MOTHER OF SORROWS.
A pathetical Descant upon the deuout Plainsong of
Stabat Mater Dolorosa.
In shade of Death's sad tree
Stood dolefull shee.
Before her eyes,
1 Appeared originally in ‘Steps' of 1648 (pp. 7-9): reprinted in 1652 and 1670. As before, our text is that of 1652 (pp. 55-61); but see Notes and Illustrations at close. The illustration, engraved by MESAGER, is reproduced in our illustrated quarto edition, G.
SINCTA MARIA DOLORVM.
What kind of marble, than,
Who can look on and see,
Sure cu'en from you
(Mly flints) some drops are que, To see so many unkind sworils contest

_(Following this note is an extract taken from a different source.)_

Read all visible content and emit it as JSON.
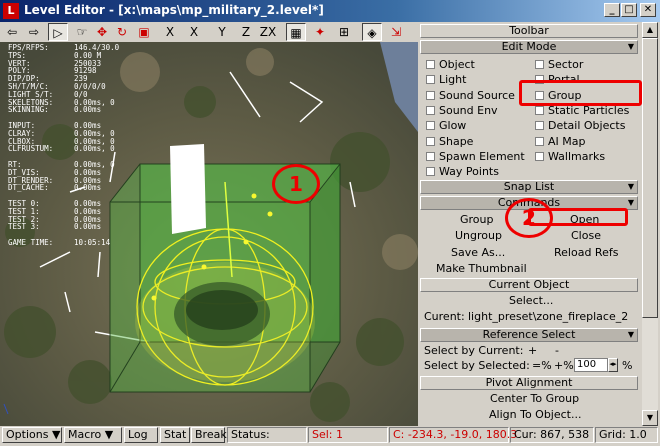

So fast for one soft brest : While with a faithfull, mutuall floud, llor cyes
bleed teares, IIis wounds weep bloodl.
() costly intercourse
Diuided loues. While Son and mother
25 And gather, as they come and goe : llis nailes write swords in her, which soon her heart
layes back, with more then their own smart. ller swords, still growing with His pain, Turn speares, and straight come home again.
Of borrow'd sins; and swimme In woes that were not made for Him.
Ah ! hard command
Of loue! Here must she stand,
See her life dy :
O mother turtle-doue!
That these dry lidds might borrow
45 Of thine (the noblest nest Both of Loue's fires and flouds) might I recline
This hard, cold heart of mine!
O teach those wounds to bleed
This book of loues, thus writ
With loyall cares.